Lawyer Erica Johnstone sent me a copy of a beautiful, laminated Cheat Sheet for people exploring how they might get a restraining order for online abuse. She produced it with her nonprofit Without My Consent, that focuses on fighting online harassment. This cheat sheet is in part based on Santa Clara Judge Shana Schwarz’s cheat sheets
Today at the Court Technology Conference, I was lucky to co-present with Dan Jackson of NuLaw Lab of Northeastern University, and Christopher Griffin of the A2J Lab at Harvard Law School. Our topic was: what can courts learn from law schools about user experience and innovation? Dan did an excellent job contextualizing this challenge, explaining

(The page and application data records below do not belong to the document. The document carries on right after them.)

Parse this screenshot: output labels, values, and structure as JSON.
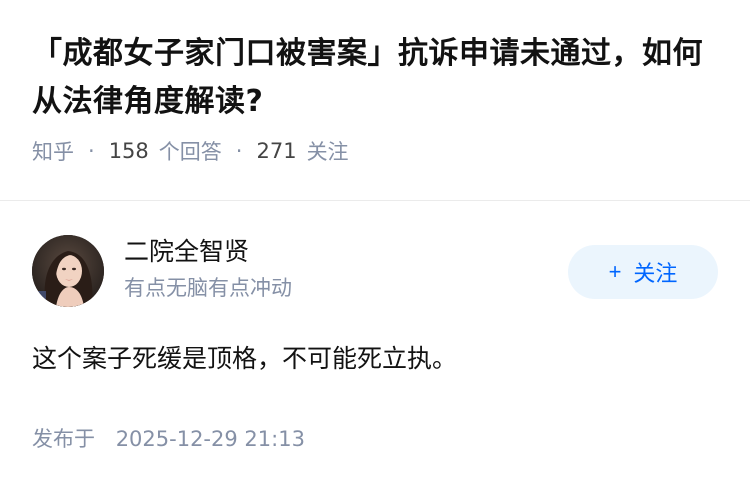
{
  "question": {
    "title": "「成都女子家门口被害案」抗诉申请未通过，如何从法律角度解读?",
    "source": "知乎",
    "answer_count": "158",
    "answer_label": "个回答",
    "follower_count": "271",
    "follower_label": "关注"
  },
  "answer": {
    "author": {
      "name": "二院全智贤",
      "bio": "有点无脑有点冲动",
      "avatar_icon": "avatar-photo"
    },
    "follow_button": {
      "plus": "+",
      "label": "关注"
    },
    "content": "这个案子死缓是顶格，不可能死立执。",
    "published_label": "发布于",
    "published_time": "2025-12-29 21:13"
  },
  "colors": {
    "primary_text": "#121212",
    "secondary_text": "#8590a6",
    "follow_bg": "#ebf5fd",
    "follow_text": "#0066ff",
    "divider": "#ebebeb"
  }
}
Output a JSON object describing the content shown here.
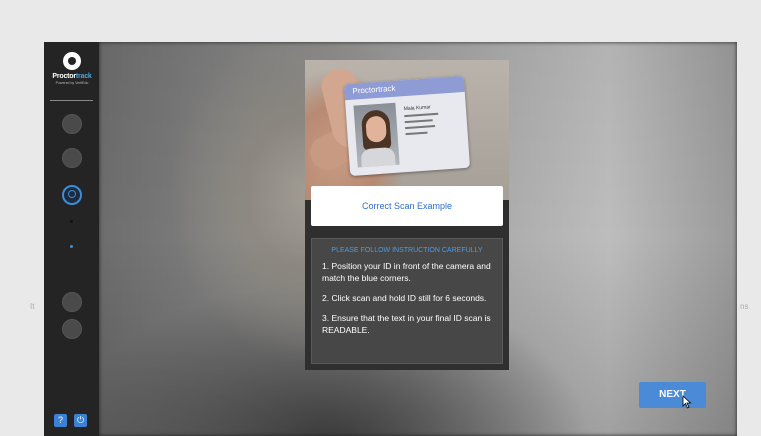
{
  "sidebar": {
    "logo_text": "Proctor",
    "logo_text_accent": "track",
    "logo_sub": "Powered by VerifEdu",
    "nav_icons": [
      "edit-icon",
      "camera-icon",
      "user-id-icon",
      "dot-icon",
      "blue-dot-icon",
      "chat-icon",
      "info-icon"
    ],
    "bottom_buttons": [
      "help-icon",
      "power-icon"
    ]
  },
  "card": {
    "id_brand": "Proctortrack",
    "id_name": "Mala Kumar",
    "scan_example_label": "Correct Scan Example",
    "instructions_heading": "PLEASE FOLLOW INSTRUCTION CAREFULLY",
    "instructions": [
      "1. Position your ID in front of the camera and match the blue corners.",
      "2. Click scan and hold ID still for 6 seconds.",
      "3. Ensure that the text in your final ID scan is READABLE."
    ]
  },
  "next_label": "NEXT",
  "colors": {
    "accent": "#3b8ed8",
    "next_button": "#4a8ad6",
    "sidebar": "#242424"
  }
}
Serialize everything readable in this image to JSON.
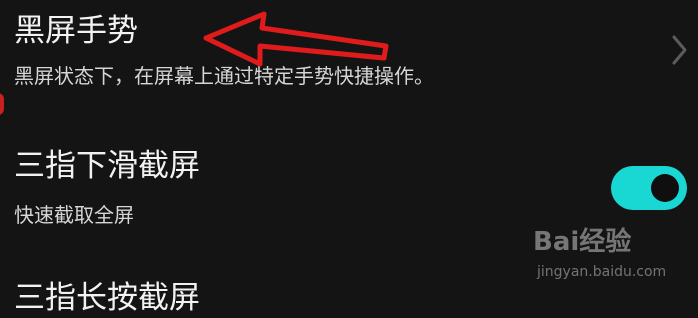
{
  "settings": {
    "items": [
      {
        "title": "黑屏手势",
        "description": "黑屏状态下，在屏幕上通过特定手势快捷操作。",
        "control": "chevron-right"
      },
      {
        "title": "三指下滑截屏",
        "description": "快速截取全屏",
        "control": "toggle",
        "toggle_on": true
      },
      {
        "title": "三指长按截屏",
        "control": "none",
        "partially_visible": true
      }
    ]
  },
  "colors": {
    "background": "#141414",
    "toggle_on": "#19d8d3",
    "annotation_arrow": "#e01b1b"
  },
  "watermark": {
    "logo": "Bai经验",
    "url": "jingyan.baidu.com"
  }
}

Two court leaders, Rob Oyung of the California courts and Casey Kennedy of the Texas courts, spoke at the Court Technology Conference this morning about what some of the myths around “why courts can’t innovate” are–and then talking through how they are figuring out ways to bring innovation into their courtrooms and organizations.
At Court Technology Conference, the panel of Rob Oyung and Casey Kennedy is talking about Missouri court’s efforts to build intuitive online applications for users. Let users customize the view Provide just in time help Build the app to be extendable Use agile methodology, to take small risks and get quick feedback Improve the business
I was lucky enough to attend an IAALS working group for their Court Compass project, on reimagining the future of self-represented litigant experience in family courts. Their research team made a terrific presentation on different trends, models, and studies being done. This is one of my sketches from the session, which captures the essential parts
Yesterday I got a treat in the mail: Stefania Passera’s book all about legal design and contract visualization: Beyond the Wall of Contract Text. She just finished and defended her PhD thesis at Aalto University in Finland. The book encapsulates all of this wonderful research into better ways of conveying knowledge, schemes, and rules. Congratulations
Hat tip to Helena Haapio for sending these on: Two different websites chronicling ways to protect people’s data privacy online. There is Prvacypatterns.org and PrivacyPatterns.EU. Both sites lay out distinct visual and tech strategies to protect people’s privacy from bad actors, or even corporations. Both versions involve a similar group of collaborators. Their goal is
I have been scouting out service design inspirations, particularly from airports, that courts could use. This one is from JFK airport, in the Delta terminal. I was very impressed with their service design. They had taken over an entire gate with a help center that had all kinds of touchpoints: paper, phone terminals, people, kiosks.
For a systems + design thinking workshop that I’m coaching at Stanford d.school this week, I’ve been creating some visuals to help catch participants up with the system of traffic tickets and safety on the streets. I’ve found a stakeholder map to be a very effective and simple way to sum up who’s who in
Earlier this week, I got the chance to talk at the Department of Labor about one of the Legal Design Lab’s recent projects on improving legal communication. I wrote about it over at the Lab’s site — you can see my slides there. Here are my notes from the hearing, where other industry experts and
Professor Camilla Andersen of the University of Western Australia has a sharp presentation on how contract law is broken (or limping along) — particularly in the age of microtransactions online, with a culture of TOS and consumer contracts which no one reads. She proposes ways to think outside the box, pointing to better ways for
In court management circles, it is established that Artificial Intelligence and Big Data are crucial to the evolution of court services. So why isn’t the #AIrevolution taking courts by storm? A few of the dynamics at play: a culture of “no” that resists change, an inertia towards anything tech courts that don’t have control of
Courts aren’t used to thinking about competition. Most have been used to be the only provider of dispute resolution. They haven’t had to think about the public as customers with choice. David Slayton, the court administrator of Texas scourts, presented on court disruption at the National Association for Court Management. If courts can “self-disrupt”, they
At the National Association for court Management, I attended the session on how courts are focused on better engaging minority and disadvantaged communities. There are many dynamics that feed into the poor relationship: Predatory Practices by municipal courts -with bail, fines, fees practices that take money from people in punishing ways Implicit Bias of police
A quick sketch of some of the takeaways from a presentation I gave, along with Karl Branting of MITRE corporation at the National Association for court Management. We spoke on AI and Big Data in the courts, and what the near future could look like with new tech integrated into court processes and services.
Another cartoon from today’s conference for court leaders, amalgamating a few speakers’ points from the lunch’s plenary. I am fascinated by combining the Back stage of court admins’ interests and perspectives, with the Front stage of litigants’ experiences and concerns. We can use more data-gathering about both these stakeholders’ experiences, to improve processes for both–